How to get a P.O. box? A step-by-step guide
When moving to a new city, your moving checklist will be filled to the brim with important tasks you’ll have to take care of prior to Moving day. The good news is that getting a P.O. box is a fairly easy process where you can the option to either complete the P.O. reservation task either online or in person at a USPS post office.
How to reserve a P.O. box ONLINE
Here are the steps on how to rent a P.O. box online:
- Click here to visit the official website of USPS (PO Boxes Online).
- Find an available P.O. box in the new town or city you’re moving to.
- Select the length of time for which you want to rent (reserve) your P.O. box. As explained above, the available rental periods are 3 months, 6 months, and 12 months.
- Create a USPS account (if you don’t already have one) and begin the P.O. application process.
- Pay using a credit card.
- Print out the completed form and the receipt you received on your e-mail address. The post office will verify the information and application you’ve submitted within 3 days.
- Visit the post office in person, carrying the completed form, the receipt of your payment and 2 forms of ID to receive the keys or the lock combination for your new P.O. box.
How to get a P.O. box IN PERSON
Keep in mind that the process of reserving a P.O. box online is easy and convenient, but you’ll still need to visit in person the post office in the destination town or city to start using the Post Office box.

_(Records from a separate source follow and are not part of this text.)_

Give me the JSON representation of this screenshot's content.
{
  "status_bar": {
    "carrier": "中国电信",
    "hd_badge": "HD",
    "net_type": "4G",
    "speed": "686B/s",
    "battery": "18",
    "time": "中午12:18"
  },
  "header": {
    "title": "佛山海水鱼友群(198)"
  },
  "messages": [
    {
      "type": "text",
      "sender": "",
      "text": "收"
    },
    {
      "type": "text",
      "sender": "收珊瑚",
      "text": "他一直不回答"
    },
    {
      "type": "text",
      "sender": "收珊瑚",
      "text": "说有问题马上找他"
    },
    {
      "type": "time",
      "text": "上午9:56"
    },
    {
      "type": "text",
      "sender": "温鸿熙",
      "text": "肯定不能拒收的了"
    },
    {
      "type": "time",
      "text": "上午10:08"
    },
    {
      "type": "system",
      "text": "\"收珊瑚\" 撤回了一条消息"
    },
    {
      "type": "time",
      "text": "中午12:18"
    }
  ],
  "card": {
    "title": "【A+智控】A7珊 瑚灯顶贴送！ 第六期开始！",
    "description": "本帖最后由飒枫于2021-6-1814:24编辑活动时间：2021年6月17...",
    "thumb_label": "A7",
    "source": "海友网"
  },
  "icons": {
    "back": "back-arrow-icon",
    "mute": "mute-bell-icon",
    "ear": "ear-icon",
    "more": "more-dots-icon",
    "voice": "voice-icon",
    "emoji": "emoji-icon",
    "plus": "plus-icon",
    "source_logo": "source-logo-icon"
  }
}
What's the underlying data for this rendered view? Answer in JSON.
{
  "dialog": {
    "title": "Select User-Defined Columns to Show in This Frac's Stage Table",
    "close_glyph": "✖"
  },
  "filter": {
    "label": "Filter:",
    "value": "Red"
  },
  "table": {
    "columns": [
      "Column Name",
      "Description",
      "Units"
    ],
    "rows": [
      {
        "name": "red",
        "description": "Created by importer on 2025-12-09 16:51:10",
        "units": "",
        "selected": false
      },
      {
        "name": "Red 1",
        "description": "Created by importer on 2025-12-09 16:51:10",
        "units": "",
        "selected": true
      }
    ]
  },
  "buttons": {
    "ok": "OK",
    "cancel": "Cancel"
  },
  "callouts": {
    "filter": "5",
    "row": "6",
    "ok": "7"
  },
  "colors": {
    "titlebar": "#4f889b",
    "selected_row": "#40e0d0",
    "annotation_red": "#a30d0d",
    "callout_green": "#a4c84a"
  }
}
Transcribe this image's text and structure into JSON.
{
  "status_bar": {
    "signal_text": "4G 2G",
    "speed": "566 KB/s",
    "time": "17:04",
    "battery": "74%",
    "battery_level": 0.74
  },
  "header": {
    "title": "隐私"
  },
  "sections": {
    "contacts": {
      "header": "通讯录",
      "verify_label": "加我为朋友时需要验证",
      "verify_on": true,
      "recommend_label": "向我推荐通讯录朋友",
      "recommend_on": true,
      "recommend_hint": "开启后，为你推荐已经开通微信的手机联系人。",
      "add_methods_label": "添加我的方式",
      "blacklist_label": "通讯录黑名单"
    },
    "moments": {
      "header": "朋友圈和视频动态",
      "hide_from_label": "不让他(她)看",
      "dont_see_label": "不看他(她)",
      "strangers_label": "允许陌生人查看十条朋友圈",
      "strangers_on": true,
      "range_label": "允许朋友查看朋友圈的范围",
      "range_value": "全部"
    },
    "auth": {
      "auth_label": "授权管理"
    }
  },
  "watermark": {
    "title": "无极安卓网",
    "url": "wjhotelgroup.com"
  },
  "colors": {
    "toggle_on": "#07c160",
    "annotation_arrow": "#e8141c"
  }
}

Which also means that may choose to rent your P.O. box in person after you move.
To do that,
- Print out the USPS Form 1093 from here, then complete it by hand.
- Take the completed form to the post office where you wish to rent a P.O. box. Remember to have two forms of ID with you, then make the payment.
- You will be given your new P.O. box address once the USPS verifies your address and receives your payment.
Note: According to the USPS, two forms of ID mean one photo ID (a current driver’s license; a military, government, university or corporate ID, a passport; an alien registration card; or a certificate of naturalization) AND one non-photo ID (a current lease; mortgage; a voter registration card; a vehicle registration card; a home insurance policy, or a vehicle insurance policy).
Read also: What to do after moving to a new state